**EXERCISE PROMPT**:
Going through the data below, copy out each line where the word "subtitle" shows up.
(Beginning of EXERCISE INPUTS)
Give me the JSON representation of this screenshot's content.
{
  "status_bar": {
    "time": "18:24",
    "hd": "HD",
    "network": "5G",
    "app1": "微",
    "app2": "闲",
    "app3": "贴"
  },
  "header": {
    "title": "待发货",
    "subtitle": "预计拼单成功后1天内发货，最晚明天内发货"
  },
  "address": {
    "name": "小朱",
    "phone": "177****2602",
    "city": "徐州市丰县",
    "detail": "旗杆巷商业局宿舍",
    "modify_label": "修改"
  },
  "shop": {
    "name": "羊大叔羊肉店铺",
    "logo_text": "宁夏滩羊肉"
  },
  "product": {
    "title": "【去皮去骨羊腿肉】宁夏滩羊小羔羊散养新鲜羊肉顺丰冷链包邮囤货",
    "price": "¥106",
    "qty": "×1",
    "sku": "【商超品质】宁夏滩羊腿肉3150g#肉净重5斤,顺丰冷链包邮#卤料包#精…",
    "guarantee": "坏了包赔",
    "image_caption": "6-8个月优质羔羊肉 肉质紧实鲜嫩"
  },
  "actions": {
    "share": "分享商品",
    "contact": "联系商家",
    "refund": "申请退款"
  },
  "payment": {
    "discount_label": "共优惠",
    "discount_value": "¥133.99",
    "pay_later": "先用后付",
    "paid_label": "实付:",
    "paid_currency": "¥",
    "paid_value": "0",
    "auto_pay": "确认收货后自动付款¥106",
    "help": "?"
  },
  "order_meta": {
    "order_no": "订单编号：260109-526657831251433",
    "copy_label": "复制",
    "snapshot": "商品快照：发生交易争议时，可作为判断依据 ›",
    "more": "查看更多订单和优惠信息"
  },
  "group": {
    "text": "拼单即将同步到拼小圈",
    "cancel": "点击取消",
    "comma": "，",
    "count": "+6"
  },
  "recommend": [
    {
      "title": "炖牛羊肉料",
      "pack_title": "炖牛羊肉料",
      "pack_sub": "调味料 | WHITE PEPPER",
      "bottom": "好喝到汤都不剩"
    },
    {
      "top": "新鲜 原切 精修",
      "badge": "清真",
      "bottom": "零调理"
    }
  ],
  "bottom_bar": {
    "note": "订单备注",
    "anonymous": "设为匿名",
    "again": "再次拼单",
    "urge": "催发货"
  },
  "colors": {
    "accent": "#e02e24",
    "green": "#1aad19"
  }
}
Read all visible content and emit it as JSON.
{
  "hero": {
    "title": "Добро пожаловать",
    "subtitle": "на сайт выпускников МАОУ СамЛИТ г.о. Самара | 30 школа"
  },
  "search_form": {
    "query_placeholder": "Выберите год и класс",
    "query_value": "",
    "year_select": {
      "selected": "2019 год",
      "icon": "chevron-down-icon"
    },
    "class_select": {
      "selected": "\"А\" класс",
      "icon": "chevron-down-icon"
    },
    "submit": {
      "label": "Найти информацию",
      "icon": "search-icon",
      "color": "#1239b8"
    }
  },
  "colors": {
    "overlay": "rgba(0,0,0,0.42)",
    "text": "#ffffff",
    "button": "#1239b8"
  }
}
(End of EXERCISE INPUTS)
**RESULT FOR THIS TASK**:
    "subtitle": "预计拼单成功后1天内发货，最晚明天内发货"
    "subtitle": "на сайт выпускников МАОУ СамЛИТ г.о. Самара | 30 школа"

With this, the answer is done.